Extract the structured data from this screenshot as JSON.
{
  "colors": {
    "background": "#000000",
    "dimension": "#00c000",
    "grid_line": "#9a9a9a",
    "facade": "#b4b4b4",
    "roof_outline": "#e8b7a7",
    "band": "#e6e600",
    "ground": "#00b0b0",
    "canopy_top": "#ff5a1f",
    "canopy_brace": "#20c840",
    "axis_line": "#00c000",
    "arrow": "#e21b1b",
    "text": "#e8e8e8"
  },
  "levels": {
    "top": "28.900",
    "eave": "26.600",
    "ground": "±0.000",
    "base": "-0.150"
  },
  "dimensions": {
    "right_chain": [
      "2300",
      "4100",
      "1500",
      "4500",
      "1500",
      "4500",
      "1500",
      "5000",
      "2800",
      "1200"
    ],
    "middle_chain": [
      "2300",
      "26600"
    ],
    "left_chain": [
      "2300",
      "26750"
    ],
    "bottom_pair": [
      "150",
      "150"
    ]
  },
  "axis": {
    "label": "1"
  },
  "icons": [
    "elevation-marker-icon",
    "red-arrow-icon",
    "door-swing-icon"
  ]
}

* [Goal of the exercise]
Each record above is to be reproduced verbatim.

* [Solution to this problem]
Extract the structured data from this screenshot as JSON.
{
  "colors": {
    "background": "#000000",
    "dimension": "#00c000",
    "grid_line": "#9a9a9a",
    "facade": "#b4b4b4",
    "roof_outline": "#e8b7a7",
    "band": "#e6e600",
    "ground": "#00b0b0",
    "canopy_top": "#ff5a1f",
    "canopy_brace": "#20c840",
    "axis_line": "#00c000",
    "arrow": "#e21b1b",
    "text": "#e8e8e8"
  },
  "levels": {
    "top": "28.900",
    "eave": "26.600",
    "ground": "±0.000",
    "base": "-0.150"
  },
  "dimensions": {
    "right_chain": [
      "2300",
      "4100",
      "1500",
      "4500",
      "1500",
      "4500",
      "1500",
      "5000",
      "2800",
      "1200"
    ],
    "middle_chain": [
      "2300",
      "26600"
    ],
    "left_chain": [
      "2300",
      "26750"
    ],
    "bottom_pair": [
      "150",
      "150"
    ]
  },
  "axis": {
    "label": "1"
  },
  "icons": [
    "elevation-marker-icon",
    "red-arrow-icon",
    "door-swing-icon"
  ]
}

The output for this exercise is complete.